The other day I noticed a pin had fallen off my bag — because I am the kind of dork who ruins her expensive messenger bag with pins, but who is also clumsy like a YA heroine and snags then on everything. It was one of my The Force Awakens ones, a First Order sigil I'd gotten along with a Captain Phasma pin — because I am especially a dork for Gwendoline Christie. I had one more I'd left at home, with a simplified Kylo Ren mask, but as I fingered the hole in the canvas on the bus ride home, the thought of putting another First Order pin on my bag turned my stomach.
It's all just a little too close to home these days.
For a long time, the increasing silliness of merchandise with Darth Vader on it — from toasters to charming picture books — has struck me as, well, silly. I mean, despite how hard George Lucas tried to woobiefy him in the prequels, he's scary, and he should be. The whole Empire is. They're fascists. But there’s still something fun enough about them to inspire fans to dress up as them, to want Darth Vader’s mask on their toast. Because they may be fascists, but they’re not real, and in that gap lies a vaguely harmless fantasy.
Maybe I'm just showing my age, but in contrast, the First Order seems to be run by children. Kylo Ren and General Hux are slashfic fodder. And they're trying to rebuild something they never knew first-hand, but which they know will give them the power they feel they're entitled to as… well, as descendants of people who used to be in power. They idolize a past the rest of the galaxy rightfully fears.
If only Steve Bannon was an emo wannabe Sith and Reince Priebus was a delightfully uptight redhead. I’d ship it if I wasn’t genuinely terrified of it all.
And it's not just Star Wars. There’s a running storyline in the Transformers: Lost Light comic about an alternate universe where Megatron was never “born” and, left unchallenged, the Cybertronian government evolved into a Functionist dystopia where what you turn into determines your role in life, the government culls those it considers obsolete, and all other life in the universe is declared The Enemy in the name of consolidating power for a holy war. It’s a good story. It’s also a scary one.
Given the time between writing a comic and the thing actually being published, it’s no big surprise Lost Light’s writer is British. They were the first to fall. I like to call that alternate universe the Brexit Timeline.
And none of this is to say that these stories become less valuable when they change from warning to direct metaphor, when what they warn against is no longer hypothetical. But the evil empires stop being fun. They stop being something you want to dress up as, something you want toys of. Kylo Ren has stopped being sad-puppy slashfic fodder and become something that hits just a little too close to home as we watch a generation of young men who were specifically targeted for radicalization because they were sad they couldn’t get dates rise to positions of actual power with the aid of the Russian government — Putin as their Snoke.

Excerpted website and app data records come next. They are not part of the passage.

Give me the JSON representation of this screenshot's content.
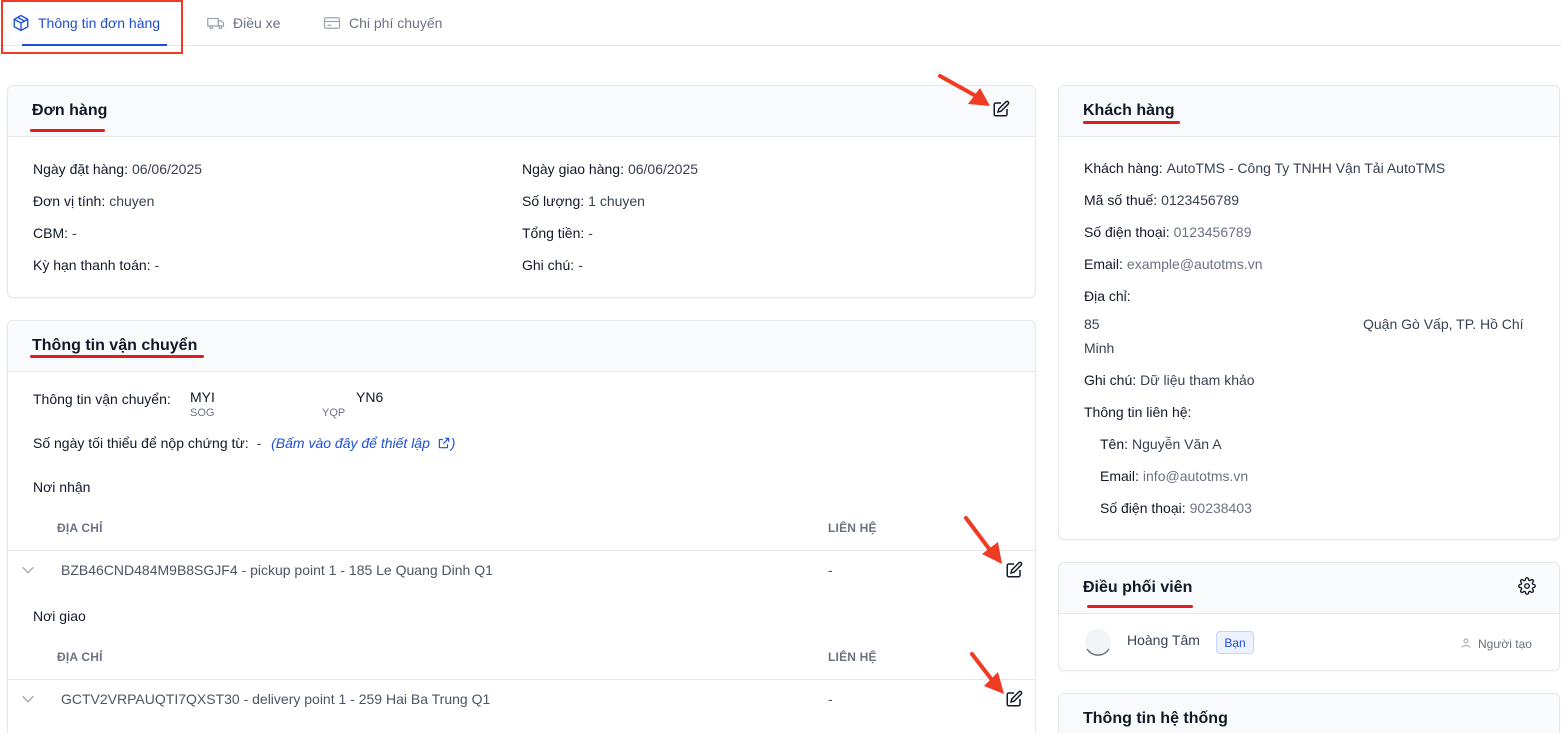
{
  "tabs": [
    {
      "label": "Thông tin đơn hàng",
      "icon": "box-icon",
      "active": true
    },
    {
      "label": "Điều xe",
      "icon": "truck-icon",
      "active": false
    },
    {
      "label": "Chi phí chuyến",
      "icon": "card-icon",
      "active": false
    }
  ],
  "order": {
    "title": "Đơn hàng",
    "order_date_label": "Ngày đặt hàng:",
    "order_date": "06/06/2025",
    "delivery_date_label": "Ngày giao hàng:",
    "delivery_date": "06/06/2025",
    "unit_label": "Đơn vị tính:",
    "unit": "chuyen",
    "quantity_label": "Số lượng:",
    "quantity": "1 chuyen",
    "cbm_label": "CBM:",
    "cbm": "-",
    "total_label": "Tổng tiền:",
    "total": "-",
    "payment_term_label": "Kỳ hạn thanh toán:",
    "payment_term": "-",
    "note_label": "Ghi chú:",
    "note": "-"
  },
  "shipping": {
    "title": "Thông tin vận chuyển",
    "info_label": "Thông tin vận chuyển:",
    "route_from_code": "MYI",
    "route_from_sub": "SOG",
    "route_to_code": "YN6",
    "route_to_sub": "YQP",
    "min_days_label": "Số ngày tối thiểu để nộp chứng từ:",
    "min_days_value": "-",
    "setup_link": "(Bấm vào đây để thiết lập",
    "setup_link_close": ")",
    "pickup_section": "Nơi nhận",
    "delivery_section": "Nơi giao",
    "col_address": "ĐỊA CHỈ",
    "col_contact": "LIÊN HỆ",
    "pickup_row": {
      "address": "BZB46CND484M9B8SGJF4 - pickup point 1 - 185 Le Quang Dinh Q1",
      "contact": "-"
    },
    "delivery_row": {
      "address": "GCTV2VRPAUQTI7QXST30 - delivery point 1 - 259 Hai Ba Trung Q1",
      "contact": "-"
    }
  },
  "customer": {
    "title": "Khách hàng",
    "name_label": "Khách hàng:",
    "name": "AutoTMS - Công Ty TNHH Vận Tải AutoTMS",
    "tax_label": "Mã số thuế:",
    "tax": "0123456789",
    "phone_label": "Số điện thoại:",
    "phone": "0123456789",
    "email_label": "Email:",
    "email": "example@autotms.vn",
    "address_label": "Địa chỉ:",
    "address_line1_left": "85",
    "address_line1_right": "Quận Gò Vấp, TP. Hồ Chí",
    "address_line2": "Minh",
    "note_label": "Ghi chú:",
    "note": "Dữ liệu tham khảo",
    "contact_label": "Thông tin liên hệ:",
    "contact_name_label": "Tên:",
    "contact_name": "Nguyễn Văn A",
    "contact_email_label": "Email:",
    "contact_email": "info@autotms.vn",
    "contact_phone_label": "Số điện thoại:",
    "contact_phone": "90238403"
  },
  "dispatcher": {
    "title": "Điều phối viên",
    "name": "Hoàng Tâm",
    "badge": "Bạn",
    "role": "Người tạo"
  },
  "system": {
    "title": "Thông tin hệ thống"
  },
  "colors": {
    "accent": "#1d4ed8",
    "annotation_red": "#ef3b24"
  }
}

In a way, these stories are more valuable now, even when they’re not as fun, even when they’re scary in a way they weren’t before. The Kylo Ren figure on my desk has been replaced by Rogue One’s Jyn Erso. The villains were fun when they were only a fantasy. Now we need the heroes.